Data excerpts
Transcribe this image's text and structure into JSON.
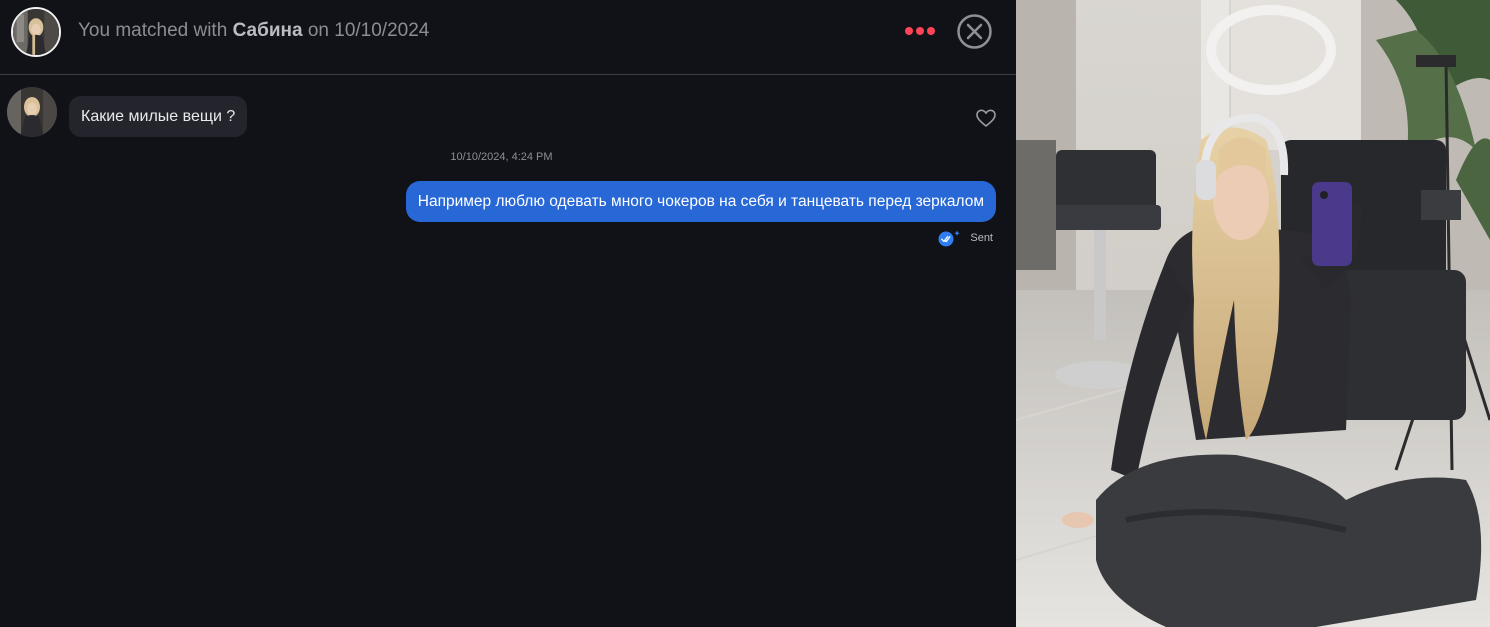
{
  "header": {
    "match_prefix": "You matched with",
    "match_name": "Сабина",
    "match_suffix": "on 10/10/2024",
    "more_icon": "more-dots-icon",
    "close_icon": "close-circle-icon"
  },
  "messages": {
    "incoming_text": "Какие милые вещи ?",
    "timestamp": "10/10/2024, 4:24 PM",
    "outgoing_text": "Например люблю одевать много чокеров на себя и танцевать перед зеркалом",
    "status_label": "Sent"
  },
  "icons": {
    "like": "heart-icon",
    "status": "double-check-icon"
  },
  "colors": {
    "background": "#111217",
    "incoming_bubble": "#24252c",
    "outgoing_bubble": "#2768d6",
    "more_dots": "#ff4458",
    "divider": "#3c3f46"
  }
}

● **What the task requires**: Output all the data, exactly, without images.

● **Answer section**:
Transcribe this image's text and structure into JSON.
{
  "header": {
    "match_prefix": "You matched with",
    "match_name": "Сабина",
    "match_suffix": "on 10/10/2024",
    "more_icon": "more-dots-icon",
    "close_icon": "close-circle-icon"
  },
  "messages": {
    "incoming_text": "Какие милые вещи ?",
    "timestamp": "10/10/2024, 4:24 PM",
    "outgoing_text": "Например люблю одевать много чокеров на себя и танцевать перед зеркалом",
    "status_label": "Sent"
  },
  "icons": {
    "like": "heart-icon",
    "status": "double-check-icon"
  },
  "colors": {
    "background": "#111217",
    "incoming_bubble": "#24252c",
    "outgoing_bubble": "#2768d6",
    "more_dots": "#ff4458",
    "divider": "#3c3f46"
  }
}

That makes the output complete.